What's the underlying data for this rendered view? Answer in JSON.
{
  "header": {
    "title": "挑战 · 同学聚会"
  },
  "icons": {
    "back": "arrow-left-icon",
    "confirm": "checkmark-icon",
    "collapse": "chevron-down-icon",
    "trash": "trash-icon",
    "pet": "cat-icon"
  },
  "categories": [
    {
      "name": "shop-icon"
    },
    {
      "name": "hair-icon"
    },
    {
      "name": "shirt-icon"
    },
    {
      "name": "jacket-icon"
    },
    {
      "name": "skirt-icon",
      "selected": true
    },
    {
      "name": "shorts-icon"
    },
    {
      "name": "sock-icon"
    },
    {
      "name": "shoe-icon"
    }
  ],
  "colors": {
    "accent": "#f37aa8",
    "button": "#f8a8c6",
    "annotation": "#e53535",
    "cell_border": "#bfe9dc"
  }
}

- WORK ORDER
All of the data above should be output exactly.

- WRITTEN ANSWER
What's the underlying data for this rendered view? Answer in JSON.
{
  "header": {
    "title": "挑战 · 同学聚会"
  },
  "icons": {
    "back": "arrow-left-icon",
    "confirm": "checkmark-icon",
    "collapse": "chevron-down-icon",
    "trash": "trash-icon",
    "pet": "cat-icon"
  },
  "categories": [
    {
      "name": "shop-icon"
    },
    {
      "name": "hair-icon"
    },
    {
      "name": "shirt-icon"
    },
    {
      "name": "jacket-icon"
    },
    {
      "name": "skirt-icon",
      "selected": true
    },
    {
      "name": "shorts-icon"
    },
    {
      "name": "sock-icon"
    },
    {
      "name": "shoe-icon"
    }
  ],
  "colors": {
    "accent": "#f37aa8",
    "button": "#f8a8c6",
    "annotation": "#e53535",
    "cell_border": "#bfe9dc"
  }
}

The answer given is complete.